Task description. Scan the listing for the word "structure" and report every line that contains it.

Record excerpts.

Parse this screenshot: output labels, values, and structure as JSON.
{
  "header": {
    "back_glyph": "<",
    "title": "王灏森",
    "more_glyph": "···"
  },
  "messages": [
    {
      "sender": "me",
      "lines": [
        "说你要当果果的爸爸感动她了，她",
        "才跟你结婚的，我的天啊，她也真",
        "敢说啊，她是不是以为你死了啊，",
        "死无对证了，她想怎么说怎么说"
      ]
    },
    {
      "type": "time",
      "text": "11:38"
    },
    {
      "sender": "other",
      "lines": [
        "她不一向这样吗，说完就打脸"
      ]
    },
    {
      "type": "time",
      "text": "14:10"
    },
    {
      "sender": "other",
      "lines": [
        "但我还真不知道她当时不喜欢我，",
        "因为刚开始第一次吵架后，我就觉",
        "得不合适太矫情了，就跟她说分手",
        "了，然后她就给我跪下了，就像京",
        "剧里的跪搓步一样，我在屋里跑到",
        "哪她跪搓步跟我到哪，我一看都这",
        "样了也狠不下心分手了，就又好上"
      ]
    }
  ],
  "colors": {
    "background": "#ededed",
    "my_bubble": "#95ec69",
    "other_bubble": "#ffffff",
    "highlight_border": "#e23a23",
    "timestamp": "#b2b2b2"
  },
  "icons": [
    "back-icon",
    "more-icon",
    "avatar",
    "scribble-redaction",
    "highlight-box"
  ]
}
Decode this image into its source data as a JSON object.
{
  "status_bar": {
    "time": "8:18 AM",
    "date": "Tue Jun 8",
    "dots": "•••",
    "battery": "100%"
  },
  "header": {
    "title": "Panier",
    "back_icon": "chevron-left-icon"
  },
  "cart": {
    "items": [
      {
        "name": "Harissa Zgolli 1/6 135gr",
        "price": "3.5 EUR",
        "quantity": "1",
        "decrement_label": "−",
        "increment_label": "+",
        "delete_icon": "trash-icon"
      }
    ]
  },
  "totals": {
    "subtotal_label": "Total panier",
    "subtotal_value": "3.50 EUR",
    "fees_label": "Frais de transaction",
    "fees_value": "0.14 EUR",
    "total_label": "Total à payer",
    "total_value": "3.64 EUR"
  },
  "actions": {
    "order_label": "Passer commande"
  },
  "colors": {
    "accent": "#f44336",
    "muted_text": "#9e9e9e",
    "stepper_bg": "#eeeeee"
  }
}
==
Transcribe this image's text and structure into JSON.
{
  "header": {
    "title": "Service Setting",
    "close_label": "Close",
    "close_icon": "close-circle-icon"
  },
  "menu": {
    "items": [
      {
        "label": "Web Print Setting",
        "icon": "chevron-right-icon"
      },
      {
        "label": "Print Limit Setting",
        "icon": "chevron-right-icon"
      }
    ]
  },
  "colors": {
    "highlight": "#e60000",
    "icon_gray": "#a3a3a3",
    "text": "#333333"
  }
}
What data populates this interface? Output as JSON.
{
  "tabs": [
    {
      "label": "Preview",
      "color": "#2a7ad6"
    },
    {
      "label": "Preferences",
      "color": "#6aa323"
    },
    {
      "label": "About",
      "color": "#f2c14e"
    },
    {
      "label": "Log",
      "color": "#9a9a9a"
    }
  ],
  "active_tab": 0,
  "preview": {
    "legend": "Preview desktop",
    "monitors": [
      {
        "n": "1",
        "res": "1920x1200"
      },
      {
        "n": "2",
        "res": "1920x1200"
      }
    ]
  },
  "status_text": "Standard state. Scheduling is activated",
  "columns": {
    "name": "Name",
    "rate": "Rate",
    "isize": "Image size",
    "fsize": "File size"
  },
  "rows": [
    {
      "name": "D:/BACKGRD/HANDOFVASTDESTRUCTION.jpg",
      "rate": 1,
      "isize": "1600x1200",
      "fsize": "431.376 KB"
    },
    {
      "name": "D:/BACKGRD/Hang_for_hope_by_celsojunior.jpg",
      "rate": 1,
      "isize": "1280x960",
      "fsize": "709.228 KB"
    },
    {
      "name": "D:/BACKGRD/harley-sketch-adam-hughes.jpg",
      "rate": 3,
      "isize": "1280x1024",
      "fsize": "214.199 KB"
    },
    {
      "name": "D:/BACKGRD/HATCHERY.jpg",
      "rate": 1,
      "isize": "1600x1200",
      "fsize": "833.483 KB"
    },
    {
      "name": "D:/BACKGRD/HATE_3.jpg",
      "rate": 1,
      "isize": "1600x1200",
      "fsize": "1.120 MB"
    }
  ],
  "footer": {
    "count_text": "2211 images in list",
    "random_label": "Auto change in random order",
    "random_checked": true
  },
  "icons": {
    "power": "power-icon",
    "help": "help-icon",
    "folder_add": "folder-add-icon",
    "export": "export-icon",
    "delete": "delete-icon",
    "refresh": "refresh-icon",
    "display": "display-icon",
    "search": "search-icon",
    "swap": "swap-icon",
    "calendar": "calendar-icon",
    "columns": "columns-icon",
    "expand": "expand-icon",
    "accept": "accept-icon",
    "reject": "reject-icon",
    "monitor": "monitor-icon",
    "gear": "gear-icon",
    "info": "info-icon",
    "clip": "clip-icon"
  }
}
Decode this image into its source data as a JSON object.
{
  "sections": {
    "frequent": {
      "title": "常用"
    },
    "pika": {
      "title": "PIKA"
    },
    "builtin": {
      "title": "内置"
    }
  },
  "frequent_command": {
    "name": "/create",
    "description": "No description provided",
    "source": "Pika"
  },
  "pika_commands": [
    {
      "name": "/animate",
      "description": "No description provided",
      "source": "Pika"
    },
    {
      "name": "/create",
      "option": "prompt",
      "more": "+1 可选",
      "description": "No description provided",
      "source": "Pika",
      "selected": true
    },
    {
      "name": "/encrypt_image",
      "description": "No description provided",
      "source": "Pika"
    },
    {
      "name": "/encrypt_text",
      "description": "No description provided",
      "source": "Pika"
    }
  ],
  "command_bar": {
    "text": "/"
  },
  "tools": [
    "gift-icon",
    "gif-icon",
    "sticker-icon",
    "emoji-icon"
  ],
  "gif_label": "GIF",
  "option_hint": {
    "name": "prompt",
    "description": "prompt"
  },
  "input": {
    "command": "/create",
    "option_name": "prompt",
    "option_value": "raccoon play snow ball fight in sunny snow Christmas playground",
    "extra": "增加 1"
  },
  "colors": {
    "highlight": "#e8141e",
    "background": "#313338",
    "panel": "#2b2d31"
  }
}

Written reply.
Parse this screenshot: output labels, values, and structure as JSON.
Transcribe this image's text and structure into JSON.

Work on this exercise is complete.